TO DO:
Print every record below exactly as it stands.

+++ RECORD EXCERPTS

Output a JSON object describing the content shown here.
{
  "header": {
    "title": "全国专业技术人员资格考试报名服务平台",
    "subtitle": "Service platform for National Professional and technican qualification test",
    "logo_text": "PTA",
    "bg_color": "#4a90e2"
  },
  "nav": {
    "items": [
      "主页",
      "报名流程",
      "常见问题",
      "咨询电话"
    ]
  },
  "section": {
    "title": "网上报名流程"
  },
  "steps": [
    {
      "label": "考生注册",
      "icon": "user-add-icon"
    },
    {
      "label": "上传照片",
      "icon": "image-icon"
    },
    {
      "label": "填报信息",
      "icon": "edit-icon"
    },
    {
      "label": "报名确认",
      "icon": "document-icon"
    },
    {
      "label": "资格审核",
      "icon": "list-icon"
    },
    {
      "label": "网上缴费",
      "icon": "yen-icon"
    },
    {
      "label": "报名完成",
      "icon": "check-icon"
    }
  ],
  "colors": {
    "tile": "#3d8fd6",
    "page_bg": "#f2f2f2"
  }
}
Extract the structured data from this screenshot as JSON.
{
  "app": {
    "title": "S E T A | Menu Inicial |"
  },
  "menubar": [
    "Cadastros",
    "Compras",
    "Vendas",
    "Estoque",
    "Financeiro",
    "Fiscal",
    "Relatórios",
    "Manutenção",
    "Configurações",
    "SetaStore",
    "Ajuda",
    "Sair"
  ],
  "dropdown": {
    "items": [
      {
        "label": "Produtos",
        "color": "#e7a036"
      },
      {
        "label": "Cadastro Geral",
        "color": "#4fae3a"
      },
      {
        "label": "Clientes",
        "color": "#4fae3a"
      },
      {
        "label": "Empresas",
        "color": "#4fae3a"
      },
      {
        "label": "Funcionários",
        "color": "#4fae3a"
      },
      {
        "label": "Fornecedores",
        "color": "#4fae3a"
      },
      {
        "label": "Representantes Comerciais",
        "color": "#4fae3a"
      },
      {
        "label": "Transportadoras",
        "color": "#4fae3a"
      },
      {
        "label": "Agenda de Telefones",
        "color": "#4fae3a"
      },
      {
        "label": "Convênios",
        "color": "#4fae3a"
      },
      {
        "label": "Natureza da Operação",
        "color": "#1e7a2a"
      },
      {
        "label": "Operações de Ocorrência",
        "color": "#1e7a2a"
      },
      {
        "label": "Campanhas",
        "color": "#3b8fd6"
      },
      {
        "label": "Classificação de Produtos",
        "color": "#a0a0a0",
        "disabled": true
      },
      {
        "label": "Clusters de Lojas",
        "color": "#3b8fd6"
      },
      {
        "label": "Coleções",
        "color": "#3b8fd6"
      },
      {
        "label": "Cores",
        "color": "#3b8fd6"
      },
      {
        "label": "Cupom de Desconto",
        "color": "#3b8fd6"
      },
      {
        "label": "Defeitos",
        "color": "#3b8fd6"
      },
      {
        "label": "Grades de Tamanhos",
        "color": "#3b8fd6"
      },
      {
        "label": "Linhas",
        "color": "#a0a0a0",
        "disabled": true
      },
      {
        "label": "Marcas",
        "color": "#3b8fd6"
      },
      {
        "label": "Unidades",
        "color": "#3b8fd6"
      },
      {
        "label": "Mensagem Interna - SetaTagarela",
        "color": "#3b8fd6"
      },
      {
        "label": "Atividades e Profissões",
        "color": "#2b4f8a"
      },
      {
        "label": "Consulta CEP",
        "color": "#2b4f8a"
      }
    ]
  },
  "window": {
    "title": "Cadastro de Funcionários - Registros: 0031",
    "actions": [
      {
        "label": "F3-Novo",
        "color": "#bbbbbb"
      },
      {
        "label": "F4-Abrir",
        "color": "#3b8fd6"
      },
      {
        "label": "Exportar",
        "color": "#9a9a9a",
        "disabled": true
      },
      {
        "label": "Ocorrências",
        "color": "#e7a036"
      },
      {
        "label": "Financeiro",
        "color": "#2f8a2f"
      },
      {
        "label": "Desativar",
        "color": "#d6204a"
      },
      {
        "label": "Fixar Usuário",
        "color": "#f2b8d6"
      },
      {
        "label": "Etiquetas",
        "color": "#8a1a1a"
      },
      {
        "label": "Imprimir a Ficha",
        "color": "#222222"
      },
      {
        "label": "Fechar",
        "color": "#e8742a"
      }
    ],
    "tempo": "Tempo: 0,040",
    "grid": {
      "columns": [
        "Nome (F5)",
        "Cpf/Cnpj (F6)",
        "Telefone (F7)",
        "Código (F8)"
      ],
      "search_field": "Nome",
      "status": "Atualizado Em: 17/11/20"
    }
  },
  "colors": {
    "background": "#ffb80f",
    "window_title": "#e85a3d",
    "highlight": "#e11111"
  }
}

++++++

WORKED SOLUTION:
Output a JSON object describing the content shown here.
{
  "header": {
    "title": "全国专业技术人员资格考试报名服务平台",
    "subtitle": "Service platform for National Professional and technican qualification test",
    "logo_text": "PTA",
    "bg_color": "#4a90e2"
  },
  "nav": {
    "items": [
      "主页",
      "报名流程",
      "常见问题",
      "咨询电话"
    ]
  },
  "section": {
    "title": "网上报名流程"
  },
  "steps": [
    {
      "label": "考生注册",
      "icon": "user-add-icon"
    },
    {
      "label": "上传照片",
      "icon": "image-icon"
    },
    {
      "label": "填报信息",
      "icon": "edit-icon"
    },
    {
      "label": "报名确认",
      "icon": "document-icon"
    },
    {
      "label": "资格审核",
      "icon": "list-icon"
    },
    {
      "label": "网上缴费",
      "icon": "yen-icon"
    },
    {
      "label": "报名完成",
      "icon": "check-icon"
    }
  ],
  "colors": {
    "tile": "#3d8fd6",
    "page_bg": "#f2f2f2"
  }
}
Extract the structured data from this screenshot as JSON.
{
  "app": {
    "title": "S E T A | Menu Inicial |"
  },
  "menubar": [
    "Cadastros",
    "Compras",
    "Vendas",
    "Estoque",
    "Financeiro",
    "Fiscal",
    "Relatórios",
    "Manutenção",
    "Configurações",
    "SetaStore",
    "Ajuda",
    "Sair"
  ],
  "dropdown": {
    "items": [
      {
        "label": "Produtos",
        "color": "#e7a036"
      },
      {
        "label": "Cadastro Geral",
        "color": "#4fae3a"
      },
      {
        "label": "Clientes",
        "color": "#4fae3a"
      },
      {
        "label": "Empresas",
        "color": "#4fae3a"
      },
      {
        "label": "Funcionários",
        "color": "#4fae3a"
      },
      {
        "label": "Fornecedores",
        "color": "#4fae3a"
      },
      {
        "label": "Representantes Comerciais",
        "color": "#4fae3a"
      },
      {
        "label": "Transportadoras",
        "color": "#4fae3a"
      },
      {
        "label": "Agenda de Telefones",
        "color": "#4fae3a"
      },
      {
        "label": "Convênios",
        "color": "#4fae3a"
      },
      {
        "label": "Natureza da Operação",
        "color": "#1e7a2a"
      },
      {
        "label": "Operações de Ocorrência",
        "color": "#1e7a2a"
      },
      {
        "label": "Campanhas",
        "color": "#3b8fd6"
      },
      {
        "label": "Classificação de Produtos",
        "color": "#a0a0a0",
        "disabled": true
      },
      {
        "label": "Clusters de Lojas",
        "color": "#3b8fd6"
      },
      {
        "label": "Coleções",
        "color": "#3b8fd6"
      },
      {
        "label": "Cores",
        "color": "#3b8fd6"
      },
      {
        "label": "Cupom de Desconto",
        "color": "#3b8fd6"
      },
      {
        "label": "Defeitos",
        "color": "#3b8fd6"
      },
      {
        "label": "Grades de Tamanhos",
        "color": "#3b8fd6"
      },
      {
        "label": "Linhas",
        "color": "#a0a0a0",
        "disabled": true
      },
      {
        "label": "Marcas",
        "color": "#3b8fd6"
      },
      {
        "label": "Unidades",
        "color": "#3b8fd6"
      },
      {
        "label": "Mensagem Interna - SetaTagarela",
        "color": "#3b8fd6"
      },
      {
        "label": "Atividades e Profissões",
        "color": "#2b4f8a"
      },
      {
        "label": "Consulta CEP",
        "color": "#2b4f8a"
      }
    ]
  },
  "window": {
    "title": "Cadastro de Funcionários - Registros: 0031",
    "actions": [
      {
        "label": "F3-Novo",
        "color": "#bbbbbb"
      },
      {
        "label": "F4-Abrir",
        "color": "#3b8fd6"
      },
      {
        "label": "Exportar",
        "color": "#9a9a9a",
        "disabled": true
      },
      {
        "label": "Ocorrências",
        "color": "#e7a036"
      },
      {
        "label": "Financeiro",
        "color": "#2f8a2f"
      },
      {
        "label": "Desativar",
        "color": "#d6204a"
      },
      {
        "label": "Fixar Usuário",
        "color": "#f2b8d6"
      },
      {
        "label": "Etiquetas",
        "color": "#8a1a1a"
      },
      {
        "label": "Imprimir a Ficha",
        "color": "#222222"
      },
      {
        "label": "Fechar",
        "color": "#e8742a"
      }
    ],
    "tempo": "Tempo: 0,040",
    "grid": {
      "columns": [
        "Nome (F5)",
        "Cpf/Cnpj (F6)",
        "Telefone (F7)",
        "Código (F8)"
      ],
      "search_field": "Nome",
      "status": "Atualizado Em: 17/11/20"
    }
  },
  "colors": {
    "background": "#ffb80f",
    "window_title": "#e85a3d",
    "highlight": "#e11111"
  }
}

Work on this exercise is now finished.